The paper "Improving Employee Attraction and Retention at Wealth Management Solutions" is a great example of management coursework. Duties and responsibilities of human resource managers have become so myriad that they need to be acquainted with the demand and dynamics of an organisation. Abby as the new human resource director for Wealth Management Solutions is not exceptional. In the eve of Wealth Management Solutions (WMS) having a problem of attracting and retaining younger employees, Abby should consider strategic and long-lasting methods of securing an adequate supply of employees endowed with relevant skills so that Wealth Management Solutions can still meet its objectives.
To underscore the above argument, an in-depth analysis to evaluate methods needed to improve employee attraction and retention will form the basis of this question.

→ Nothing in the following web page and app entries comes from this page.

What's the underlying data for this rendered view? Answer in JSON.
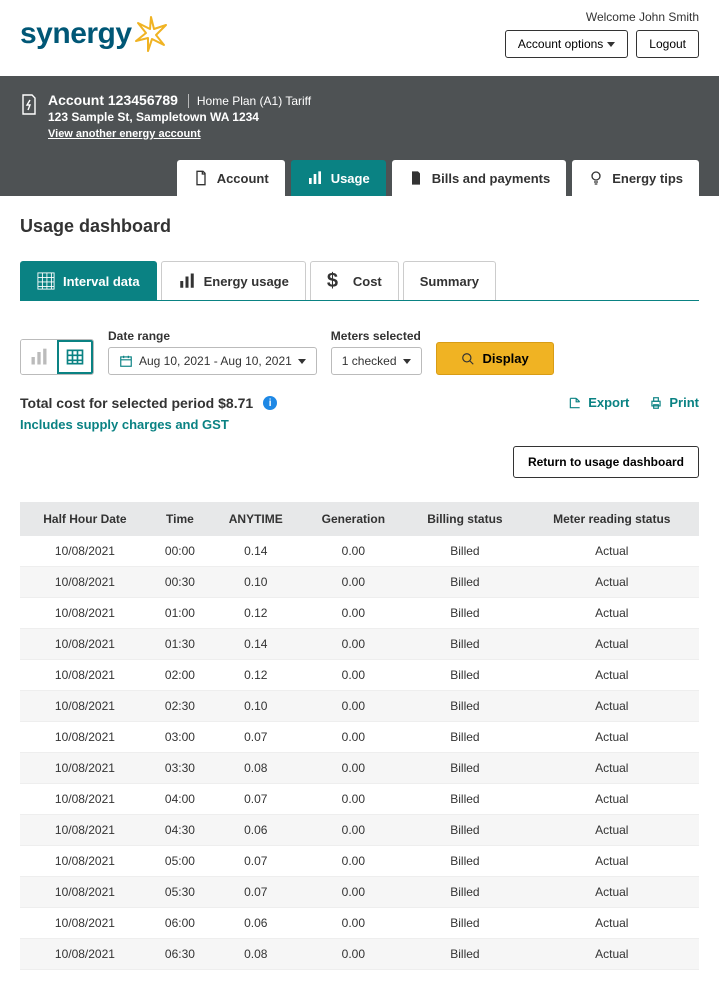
{
  "top": {
    "welcome": "Welcome John Smith",
    "account_options": "Account options",
    "logout": "Logout"
  },
  "banner": {
    "account_label": "Account",
    "account_number": "123456789",
    "plan": "Home Plan (A1) Tariff",
    "address": "123 Sample St, Sampletown WA 1234",
    "view_another": "View another energy account"
  },
  "nav": {
    "account": "Account",
    "usage": "Usage",
    "bills": "Bills and payments",
    "tips": "Energy tips"
  },
  "page_title": "Usage dashboard",
  "sub": {
    "interval": "Interval data",
    "energy": "Energy usage",
    "cost": "Cost",
    "summary": "Summary"
  },
  "filters": {
    "date_label": "Date range",
    "date_value": "Aug 10, 2021 - Aug 10, 2021",
    "meters_label": "Meters selected",
    "meters_value": "1 checked",
    "display": "Display"
  },
  "info": {
    "total_label": "Total cost for selected period",
    "total_amount": "$8.71",
    "supply_note": "Includes supply charges and GST",
    "export": "Export",
    "print": "Print",
    "return": "Return to usage dashboard"
  },
  "table": {
    "headers": [
      "Half Hour Date",
      "Time",
      "ANYTIME",
      "Generation",
      "Billing status",
      "Meter reading status"
    ],
    "rows": [
      [
        "10/08/2021",
        "00:00",
        "0.14",
        "0.00",
        "Billed",
        "Actual"
      ],
      [
        "10/08/2021",
        "00:30",
        "0.10",
        "0.00",
        "Billed",
        "Actual"
      ],
      [
        "10/08/2021",
        "01:00",
        "0.12",
        "0.00",
        "Billed",
        "Actual"
      ],
      [
        "10/08/2021",
        "01:30",
        "0.14",
        "0.00",
        "Billed",
        "Actual"
      ],
      [
        "10/08/2021",
        "02:00",
        "0.12",
        "0.00",
        "Billed",
        "Actual"
      ],
      [
        "10/08/2021",
        "02:30",
        "0.10",
        "0.00",
        "Billed",
        "Actual"
      ],
      [
        "10/08/2021",
        "03:00",
        "0.07",
        "0.00",
        "Billed",
        "Actual"
      ],
      [
        "10/08/2021",
        "03:30",
        "0.08",
        "0.00",
        "Billed",
        "Actual"
      ],
      [
        "10/08/2021",
        "04:00",
        "0.07",
        "0.00",
        "Billed",
        "Actual"
      ],
      [
        "10/08/2021",
        "04:30",
        "0.06",
        "0.00",
        "Billed",
        "Actual"
      ],
      [
        "10/08/2021",
        "05:00",
        "0.07",
        "0.00",
        "Billed",
        "Actual"
      ],
      [
        "10/08/2021",
        "05:30",
        "0.07",
        "0.00",
        "Billed",
        "Actual"
      ],
      [
        "10/08/2021",
        "06:00",
        "0.06",
        "0.00",
        "Billed",
        "Actual"
      ],
      [
        "10/08/2021",
        "06:30",
        "0.08",
        "0.00",
        "Billed",
        "Actual"
      ]
    ]
  }
}
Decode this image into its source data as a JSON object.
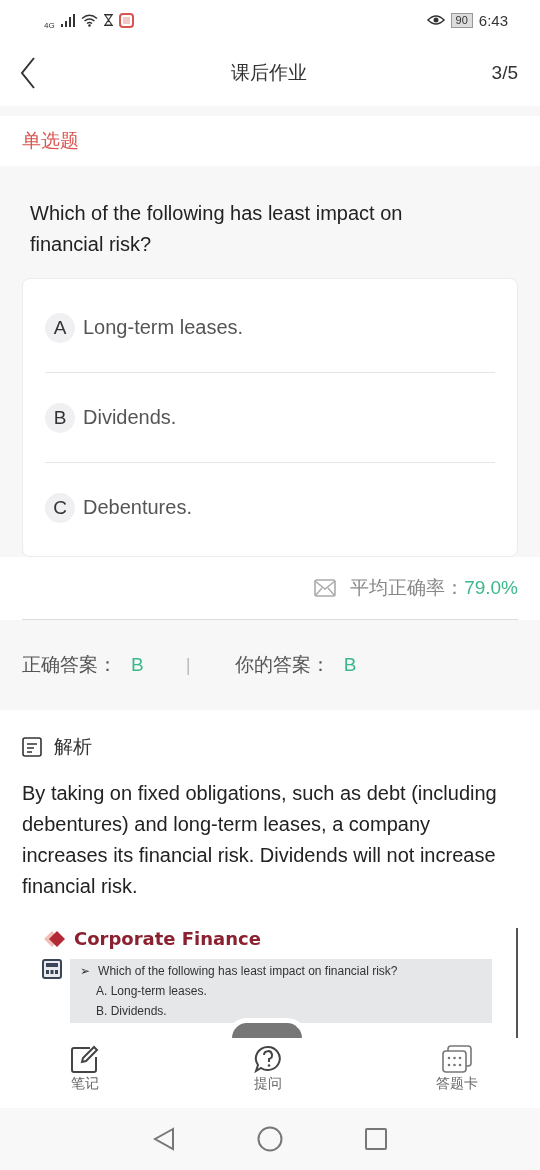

One key strategic plan Abby should undertake is the exhaustive training and skill development of the required workforce. Taking a case of the fresh graduates who see this company as a stepping stone to complete their accounting accreditation, Abby needs to conduct a thorough training and programmes so as to make the new recruits feel part of the organisation.
Training as detailed by Jucious, (2001) will form a foundation of acquiring specific skills to perform a job better within Wealth Management Solutions. For better implementation of training and development program, Abby should understand the three major phases involved in the training process: The assessment phase The implementation phase and The evaluation phase The assessment phase is sometimes also called the identification phase. As a human resource director who wants to attract and retain employees, Abby should not carry out impromptu developed training programme as the basic principle under the assessment phase is to understand the objectives of the company in comparison to needs and expectation of the employees. During this phase, Abby is mandated with identification of job-specific knowledge, attitudes and skills of the applicants or employees.
This will help him know which employee can competently perform a particular job. By doing this, the director will also be able to motivate his new employees by making them know that Wealth Management Solutions is committed to advancing their career ambition as well as taking a revision control process to maintain and improve existing programmes and materials.
A further consideration that needs to be incorporated by the director is that this phase needs to be performed accurately and without unnecessary expenditure of the available resources so as to ascertain training needs and identification of job-specific training requirements. The data that Abby will find from this phase should be used in developing explicit training objectives and associated training materials. The next step Abby will consider doing during the planned training is the implementation of the process. This is the point where the director will activate the training plan, or it is the process of putting a training programme into operation.
After the employees have been trained, and the evaluation process needs to be carried out. This will help in determining the relevance, effectiveness, and impact of activities of the new or the existing employees in light of their personal and organisational’ s objectives just like Kirkpatrick, (1976) explains “ evaluation process is used for guiding decision making and for assessing the relevance and effectiveness of various training components. "
Flippo, E. B. (2002). Principles of personnel management. New York: McGraw Hill.
Jucious, M. J. (2001). Personnel management (5th ed.). Homewood, IL: Richard D. Irwin.
Kirkpatrick, D. (1976). Evaluation of training. In R. L. Craig (Ed.), Training and development
handbook. New York: McGraw Hill.